ETUG 25th Anniversary Conference 
June 20 & 21, 2019
Thompson Rivers University 
**Parking - It’s best to park in Lots J, K or N. Parking on campus is $5.00/day and free after 5:00pm.**
Keynote’s on Day 1 & 2 as well as Gasta Session are available on Livestream - Link to watch.
Back To Schedule
Thursday, June 20 • 1:30pm - 2:30pm
Teaching in Digital Spaces through a Decolonial Lens FILLING

Sign up or log in to save this to your schedule, view media, leave feedback and see who's attending!

Feedback form is now closed.
Limited Capacity filling up

In an era of the Truth and Reconciliation Commission’s (TRC) calls to action, Indigenizing our institutions, teaching and disciplines means shifting our foci so that decolonial ideologies, theories and practice are at the center of all we do. At TRU, we have been centering decolonization as a lens from which everything else is seen and put into motion.

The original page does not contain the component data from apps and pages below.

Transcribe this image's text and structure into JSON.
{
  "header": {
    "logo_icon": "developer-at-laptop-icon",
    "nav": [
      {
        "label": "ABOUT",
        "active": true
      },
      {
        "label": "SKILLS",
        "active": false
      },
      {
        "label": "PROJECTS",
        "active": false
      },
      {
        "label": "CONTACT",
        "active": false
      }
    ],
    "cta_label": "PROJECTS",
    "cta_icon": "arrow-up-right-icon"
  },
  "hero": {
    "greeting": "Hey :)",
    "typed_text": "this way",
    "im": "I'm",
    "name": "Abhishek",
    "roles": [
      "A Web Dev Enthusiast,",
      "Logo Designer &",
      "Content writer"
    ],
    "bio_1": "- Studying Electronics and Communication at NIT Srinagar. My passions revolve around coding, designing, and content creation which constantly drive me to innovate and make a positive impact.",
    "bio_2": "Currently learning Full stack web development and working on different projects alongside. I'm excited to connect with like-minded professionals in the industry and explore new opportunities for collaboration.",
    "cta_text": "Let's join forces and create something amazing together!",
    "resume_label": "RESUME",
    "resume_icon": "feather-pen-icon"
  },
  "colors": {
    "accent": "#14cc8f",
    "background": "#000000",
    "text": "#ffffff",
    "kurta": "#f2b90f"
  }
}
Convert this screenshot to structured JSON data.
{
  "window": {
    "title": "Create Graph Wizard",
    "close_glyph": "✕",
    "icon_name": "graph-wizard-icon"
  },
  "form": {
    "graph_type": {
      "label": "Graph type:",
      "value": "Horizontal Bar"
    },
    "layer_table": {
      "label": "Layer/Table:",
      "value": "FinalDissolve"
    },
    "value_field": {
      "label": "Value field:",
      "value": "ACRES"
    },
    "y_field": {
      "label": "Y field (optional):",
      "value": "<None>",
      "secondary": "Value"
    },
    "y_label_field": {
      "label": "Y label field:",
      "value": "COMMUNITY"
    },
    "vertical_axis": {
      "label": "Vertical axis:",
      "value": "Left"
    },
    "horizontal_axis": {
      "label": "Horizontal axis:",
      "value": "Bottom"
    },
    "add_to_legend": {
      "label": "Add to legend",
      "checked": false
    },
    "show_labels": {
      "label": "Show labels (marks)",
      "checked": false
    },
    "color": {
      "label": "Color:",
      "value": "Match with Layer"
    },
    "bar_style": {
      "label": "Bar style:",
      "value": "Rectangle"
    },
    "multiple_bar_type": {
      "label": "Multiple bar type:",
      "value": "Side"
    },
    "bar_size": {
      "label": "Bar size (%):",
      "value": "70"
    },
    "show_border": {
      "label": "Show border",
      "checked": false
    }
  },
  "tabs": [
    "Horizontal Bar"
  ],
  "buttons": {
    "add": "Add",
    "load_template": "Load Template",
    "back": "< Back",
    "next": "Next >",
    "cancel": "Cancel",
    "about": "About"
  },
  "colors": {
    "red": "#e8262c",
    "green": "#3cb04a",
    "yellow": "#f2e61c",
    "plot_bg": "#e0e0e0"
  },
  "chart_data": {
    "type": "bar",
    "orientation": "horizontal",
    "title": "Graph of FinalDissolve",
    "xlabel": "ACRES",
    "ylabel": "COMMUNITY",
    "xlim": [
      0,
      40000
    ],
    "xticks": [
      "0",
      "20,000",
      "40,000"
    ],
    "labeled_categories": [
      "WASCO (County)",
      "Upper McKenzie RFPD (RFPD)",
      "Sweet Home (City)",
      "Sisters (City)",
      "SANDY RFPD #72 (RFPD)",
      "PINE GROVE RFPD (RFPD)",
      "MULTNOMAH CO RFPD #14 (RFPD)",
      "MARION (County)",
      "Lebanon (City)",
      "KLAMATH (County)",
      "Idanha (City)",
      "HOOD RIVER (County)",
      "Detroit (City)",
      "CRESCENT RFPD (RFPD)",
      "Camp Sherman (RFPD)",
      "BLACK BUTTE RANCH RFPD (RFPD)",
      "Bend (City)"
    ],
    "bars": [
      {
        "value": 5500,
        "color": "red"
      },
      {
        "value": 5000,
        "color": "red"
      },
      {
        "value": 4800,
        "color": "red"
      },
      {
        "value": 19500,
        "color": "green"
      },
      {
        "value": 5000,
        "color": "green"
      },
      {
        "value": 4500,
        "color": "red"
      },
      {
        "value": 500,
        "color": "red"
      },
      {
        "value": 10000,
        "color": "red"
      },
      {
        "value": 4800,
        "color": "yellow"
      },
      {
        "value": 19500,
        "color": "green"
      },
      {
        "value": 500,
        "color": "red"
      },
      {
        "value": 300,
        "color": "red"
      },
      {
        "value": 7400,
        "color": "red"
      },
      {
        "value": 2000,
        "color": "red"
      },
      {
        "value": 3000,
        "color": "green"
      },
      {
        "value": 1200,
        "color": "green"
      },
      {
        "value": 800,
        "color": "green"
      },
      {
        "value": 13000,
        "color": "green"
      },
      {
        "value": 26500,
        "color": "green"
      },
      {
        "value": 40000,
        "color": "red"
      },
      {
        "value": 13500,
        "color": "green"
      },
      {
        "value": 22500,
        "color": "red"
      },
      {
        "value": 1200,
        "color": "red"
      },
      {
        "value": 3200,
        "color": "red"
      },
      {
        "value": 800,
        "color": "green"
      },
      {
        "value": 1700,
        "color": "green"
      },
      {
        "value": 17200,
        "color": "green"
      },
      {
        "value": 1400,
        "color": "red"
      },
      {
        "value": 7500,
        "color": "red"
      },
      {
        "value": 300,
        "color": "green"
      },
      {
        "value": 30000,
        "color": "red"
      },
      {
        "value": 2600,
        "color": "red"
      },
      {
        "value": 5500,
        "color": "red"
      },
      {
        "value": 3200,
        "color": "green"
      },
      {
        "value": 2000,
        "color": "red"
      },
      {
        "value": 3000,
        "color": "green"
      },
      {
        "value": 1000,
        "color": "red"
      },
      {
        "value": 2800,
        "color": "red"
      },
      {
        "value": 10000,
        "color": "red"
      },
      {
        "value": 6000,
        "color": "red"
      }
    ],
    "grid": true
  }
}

A decolonial position means that we need to consider those whose intersecting identities have long been on the margins of our educational contexts, and proven to be disadvantaged by digital distance learning. This work recognizes the importance of intersecting identities and thus the need to look at theories and lenses of Decolonization along with Critical Race Theory and Queer Studies, together to inform equitable practices in classroom and distance education. We know that factors such as race and gender, as well as perceptions around family, community, land and place contribute to the structural barriers that marginalized students face in education.

Yet, current perspectives on equity in distance education, and education broadly, tend to focus on providing students with opportunities to engage, employing deficit-model interventions, rather than evaluating issues of access (recruitment and retention of students, for example) and addressing systemic and structural inequities in our classrooms and schools. The fields of Decolonization, Critical Race Theory, and Queer Studies, individually and together have contributed to more meaningful understandings of the experiences of marginalized students in education, and have provided researchers and practitioners with useful ways to respond to institutional racism in our classrooms and schools.

In collaboration with attendees, this workshop will facilitate a way to explore ways in which the role of the instructional designer and educational technology consultant have changed in face to face and distance education, share ways that evolution of educational technology support and training can be used to transform education, enhance learning and sharing from a student-centred way, and increase access for collaboration between students and faculty.

Co-facilitators will draw upon their experiences in decolonizing higher education, in order to find a starting point for dialogue. We are an immigrant settler of colour assistant professor with expertise in mathematics education; a Métis graduate student with expertise in distance education, engaged in a study about barriers for online Indigenous students; and a St’at’imc PhD student, TRU instructor in the School of Education. We are eager to participate in collective sense-making with others at ETUG.


Mahtab Nazemi

Thompson Rivers University

Robline Davey

Thompson Rivers University

Thursday June 20, 2019 1:30pm - 2:30pm PDT
Summit Room - Rm 209 Thompson Rivers University, Kamloops, BC, Canada